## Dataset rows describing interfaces
+++

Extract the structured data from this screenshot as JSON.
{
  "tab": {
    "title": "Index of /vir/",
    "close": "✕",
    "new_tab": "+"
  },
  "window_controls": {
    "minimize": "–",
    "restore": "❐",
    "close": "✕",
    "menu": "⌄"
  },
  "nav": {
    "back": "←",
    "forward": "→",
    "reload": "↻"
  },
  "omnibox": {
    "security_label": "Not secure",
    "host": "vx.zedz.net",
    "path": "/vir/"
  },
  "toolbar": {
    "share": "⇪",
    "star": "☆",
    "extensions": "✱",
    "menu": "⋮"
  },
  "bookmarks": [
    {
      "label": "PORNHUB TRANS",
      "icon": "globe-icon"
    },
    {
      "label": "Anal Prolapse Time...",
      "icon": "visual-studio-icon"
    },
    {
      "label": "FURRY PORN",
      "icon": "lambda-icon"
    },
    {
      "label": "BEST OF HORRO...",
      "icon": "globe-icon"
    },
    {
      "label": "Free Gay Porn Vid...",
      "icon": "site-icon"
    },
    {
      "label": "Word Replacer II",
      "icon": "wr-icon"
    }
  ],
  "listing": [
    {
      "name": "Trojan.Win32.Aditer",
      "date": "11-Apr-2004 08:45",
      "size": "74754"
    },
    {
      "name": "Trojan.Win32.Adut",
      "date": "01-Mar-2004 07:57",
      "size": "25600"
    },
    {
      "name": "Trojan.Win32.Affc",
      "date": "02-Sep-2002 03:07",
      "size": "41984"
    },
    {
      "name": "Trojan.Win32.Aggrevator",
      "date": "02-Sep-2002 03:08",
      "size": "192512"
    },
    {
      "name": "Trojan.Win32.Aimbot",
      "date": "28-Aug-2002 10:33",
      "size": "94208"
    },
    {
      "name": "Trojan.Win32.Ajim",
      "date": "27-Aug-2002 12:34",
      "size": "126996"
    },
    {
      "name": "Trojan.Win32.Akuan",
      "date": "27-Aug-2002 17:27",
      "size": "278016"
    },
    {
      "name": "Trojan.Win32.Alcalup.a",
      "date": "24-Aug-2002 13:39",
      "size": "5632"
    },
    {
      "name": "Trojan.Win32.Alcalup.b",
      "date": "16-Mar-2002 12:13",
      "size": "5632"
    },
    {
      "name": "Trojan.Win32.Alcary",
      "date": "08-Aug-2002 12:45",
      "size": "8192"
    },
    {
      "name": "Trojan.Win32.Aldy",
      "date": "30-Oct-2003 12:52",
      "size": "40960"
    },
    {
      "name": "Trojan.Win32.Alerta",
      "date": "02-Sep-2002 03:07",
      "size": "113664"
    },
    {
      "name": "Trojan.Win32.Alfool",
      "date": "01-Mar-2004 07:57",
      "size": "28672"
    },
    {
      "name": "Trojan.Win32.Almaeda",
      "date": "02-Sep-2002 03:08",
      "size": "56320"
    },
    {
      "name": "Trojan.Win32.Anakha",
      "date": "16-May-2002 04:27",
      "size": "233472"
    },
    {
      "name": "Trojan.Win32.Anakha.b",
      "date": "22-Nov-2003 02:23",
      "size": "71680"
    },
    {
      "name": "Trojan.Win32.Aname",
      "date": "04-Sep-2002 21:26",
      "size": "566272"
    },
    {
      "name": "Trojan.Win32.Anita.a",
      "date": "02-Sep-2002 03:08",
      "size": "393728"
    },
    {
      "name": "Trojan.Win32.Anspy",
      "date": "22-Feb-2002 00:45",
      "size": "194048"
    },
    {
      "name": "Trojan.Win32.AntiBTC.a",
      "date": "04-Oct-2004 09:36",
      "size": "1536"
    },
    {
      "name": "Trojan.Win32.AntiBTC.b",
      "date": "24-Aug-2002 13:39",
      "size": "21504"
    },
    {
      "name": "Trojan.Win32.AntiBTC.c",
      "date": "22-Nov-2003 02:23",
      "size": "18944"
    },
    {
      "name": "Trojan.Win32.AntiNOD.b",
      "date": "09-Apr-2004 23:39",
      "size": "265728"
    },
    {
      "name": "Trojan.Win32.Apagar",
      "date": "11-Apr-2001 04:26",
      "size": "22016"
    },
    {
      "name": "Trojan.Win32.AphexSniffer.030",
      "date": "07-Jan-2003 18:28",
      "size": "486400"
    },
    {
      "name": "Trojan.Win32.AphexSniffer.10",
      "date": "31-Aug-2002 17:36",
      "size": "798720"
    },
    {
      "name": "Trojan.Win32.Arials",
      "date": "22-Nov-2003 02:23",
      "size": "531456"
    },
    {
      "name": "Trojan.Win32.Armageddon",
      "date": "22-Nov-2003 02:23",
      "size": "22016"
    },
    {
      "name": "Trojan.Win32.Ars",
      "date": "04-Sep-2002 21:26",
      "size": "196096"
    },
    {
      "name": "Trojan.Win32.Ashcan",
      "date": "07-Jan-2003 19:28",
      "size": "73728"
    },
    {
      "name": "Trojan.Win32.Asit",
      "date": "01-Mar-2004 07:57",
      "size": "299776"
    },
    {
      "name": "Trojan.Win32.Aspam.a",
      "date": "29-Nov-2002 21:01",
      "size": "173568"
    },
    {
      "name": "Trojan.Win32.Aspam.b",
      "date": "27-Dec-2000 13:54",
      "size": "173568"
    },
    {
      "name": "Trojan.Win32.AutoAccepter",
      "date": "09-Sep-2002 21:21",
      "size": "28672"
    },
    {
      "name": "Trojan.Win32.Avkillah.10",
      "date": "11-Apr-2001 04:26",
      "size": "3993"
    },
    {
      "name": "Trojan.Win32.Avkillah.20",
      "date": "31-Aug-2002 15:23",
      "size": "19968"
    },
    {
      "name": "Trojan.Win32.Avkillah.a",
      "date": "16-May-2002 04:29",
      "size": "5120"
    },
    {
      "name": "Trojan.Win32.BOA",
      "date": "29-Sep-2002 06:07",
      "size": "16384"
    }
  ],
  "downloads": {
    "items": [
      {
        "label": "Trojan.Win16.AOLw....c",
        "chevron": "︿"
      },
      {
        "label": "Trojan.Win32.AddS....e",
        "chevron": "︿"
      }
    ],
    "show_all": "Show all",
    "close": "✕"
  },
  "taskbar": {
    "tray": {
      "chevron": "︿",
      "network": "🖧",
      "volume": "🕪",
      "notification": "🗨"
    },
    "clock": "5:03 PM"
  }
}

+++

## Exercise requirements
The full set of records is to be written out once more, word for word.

## Solution to the exercise
Extract the structured data from this screenshot as JSON.
{
  "tab": {
    "title": "Index of /vir/",
    "close": "✕",
    "new_tab": "+"
  },
  "window_controls": {
    "minimize": "–",
    "restore": "❐",
    "close": "✕",
    "menu": "⌄"
  },
  "nav": {
    "back": "←",
    "forward": "→",
    "reload": "↻"
  },
  "omnibox": {
    "security_label": "Not secure",
    "host": "vx.zedz.net",
    "path": "/vir/"
  },
  "toolbar": {
    "share": "⇪",
    "star": "☆",
    "extensions": "✱",
    "menu": "⋮"
  },
  "bookmarks": [
    {
      "label": "PORNHUB TRANS",
      "icon": "globe-icon"
    },
    {
      "label": "Anal Prolapse Time...",
      "icon": "visual-studio-icon"
    },
    {
      "label": "FURRY PORN",
      "icon": "lambda-icon"
    },
    {
      "label": "BEST OF HORRO...",
      "icon": "globe-icon"
    },
    {
      "label": "Free Gay Porn Vid...",
      "icon": "site-icon"
    },
    {
      "label": "Word Replacer II",
      "icon": "wr-icon"
    }
  ],
  "listing": [
    {
      "name": "Trojan.Win32.Aditer",
      "date": "11-Apr-2004 08:45",
      "size": "74754"
    },
    {
      "name": "Trojan.Win32.Adut",
      "date": "01-Mar-2004 07:57",
      "size": "25600"
    },
    {
      "name": "Trojan.Win32.Affc",
      "date": "02-Sep-2002 03:07",
      "size": "41984"
    },
    {
      "name": "Trojan.Win32.Aggrevator",
      "date": "02-Sep-2002 03:08",
      "size": "192512"
    },
    {
      "name": "Trojan.Win32.Aimbot",
      "date": "28-Aug-2002 10:33",
      "size": "94208"
    },
    {
      "name": "Trojan.Win32.Ajim",
      "date": "27-Aug-2002 12:34",
      "size": "126996"
    },
    {
      "name": "Trojan.Win32.Akuan",
      "date": "27-Aug-2002 17:27",
      "size": "278016"
    },
    {
      "name": "Trojan.Win32.Alcalup.a",
      "date": "24-Aug-2002 13:39",
      "size": "5632"
    },
    {
      "name": "Trojan.Win32.Alcalup.b",
      "date": "16-Mar-2002 12:13",
      "size": "5632"
    },
    {
      "name": "Trojan.Win32.Alcary",
      "date": "08-Aug-2002 12:45",
      "size": "8192"
    },
    {
      "name": "Trojan.Win32.Aldy",
      "date": "30-Oct-2003 12:52",
      "size": "40960"
    },
    {
      "name": "Trojan.Win32.Alerta",
      "date": "02-Sep-2002 03:07",
      "size": "113664"
    },
    {
      "name": "Trojan.Win32.Alfool",
      "date": "01-Mar-2004 07:57",
      "size": "28672"
    },
    {
      "name": "Trojan.Win32.Almaeda",
      "date": "02-Sep-2002 03:08",
      "size": "56320"
    },
    {
      "name": "Trojan.Win32.Anakha",
      "date": "16-May-2002 04:27",
      "size": "233472"
    },
    {
      "name": "Trojan.Win32.Anakha.b",
      "date": "22-Nov-2003 02:23",
      "size": "71680"
    },
    {
      "name": "Trojan.Win32.Aname",
      "date": "04-Sep-2002 21:26",
      "size": "566272"
    },
    {
      "name": "Trojan.Win32.Anita.a",
      "date": "02-Sep-2002 03:08",
      "size": "393728"
    },
    {
      "name": "Trojan.Win32.Anspy",
      "date": "22-Feb-2002 00:45",
      "size": "194048"
    },
    {
      "name": "Trojan.Win32.AntiBTC.a",
      "date": "04-Oct-2004 09:36",
      "size": "1536"
    },
    {
      "name": "Trojan.Win32.AntiBTC.b",
      "date": "24-Aug-2002 13:39",
      "size": "21504"
    },
    {
      "name": "Trojan.Win32.AntiBTC.c",
      "date": "22-Nov-2003 02:23",
      "size": "18944"
    },
    {
      "name": "Trojan.Win32.AntiNOD.b",
      "date": "09-Apr-2004 23:39",
      "size": "265728"
    },
    {
      "name": "Trojan.Win32.Apagar",
      "date": "11-Apr-2001 04:26",
      "size": "22016"
    },
    {
      "name": "Trojan.Win32.AphexSniffer.030",
      "date": "07-Jan-2003 18:28",
      "size": "486400"
    },
    {
      "name": "Trojan.Win32.AphexSniffer.10",
      "date": "31-Aug-2002 17:36",
      "size": "798720"
    },
    {
      "name": "Trojan.Win32.Arials",
      "date": "22-Nov-2003 02:23",
      "size": "531456"
    },
    {
      "name": "Trojan.Win32.Armageddon",
      "date": "22-Nov-2003 02:23",
      "size": "22016"
    },
    {
      "name": "Trojan.Win32.Ars",
      "date": "04-Sep-2002 21:26",
      "size": "196096"
    },
    {
      "name": "Trojan.Win32.Ashcan",
      "date": "07-Jan-2003 19:28",
      "size": "73728"
    },
    {
      "name": "Trojan.Win32.Asit",
      "date": "01-Mar-2004 07:57",
      "size": "299776"
    },
    {
      "name": "Trojan.Win32.Aspam.a",
      "date": "29-Nov-2002 21:01",
      "size": "173568"
    },
    {
      "name": "Trojan.Win32.Aspam.b",
      "date": "27-Dec-2000 13:54",
      "size": "173568"
    },
    {
      "name": "Trojan.Win32.AutoAccepter",
      "date": "09-Sep-2002 21:21",
      "size": "28672"
    },
    {
      "name": "Trojan.Win32.Avkillah.10",
      "date": "11-Apr-2001 04:26",
      "size": "3993"
    },
    {
      "name": "Trojan.Win32.Avkillah.20",
      "date": "31-Aug-2002 15:23",
      "size": "19968"
    },
    {
      "name": "Trojan.Win32.Avkillah.a",
      "date": "16-May-2002 04:29",
      "size": "5120"
    },
    {
      "name": "Trojan.Win32.BOA",
      "date": "29-Sep-2002 06:07",
      "size": "16384"
    }
  ],
  "downloads": {
    "items": [
      {
        "label": "Trojan.Win16.AOLw....c",
        "chevron": "︿"
      },
      {
        "label": "Trojan.Win32.AddS....e",
        "chevron": "︿"
      }
    ],
    "show_all": "Show all",
    "close": "✕"
  },
  "taskbar": {
    "tray": {
      "chevron": "︿",
      "network": "🖧",
      "volume": "🕪",
      "notification": "🗨"
    },
    "clock": "5:03 PM"
  }
}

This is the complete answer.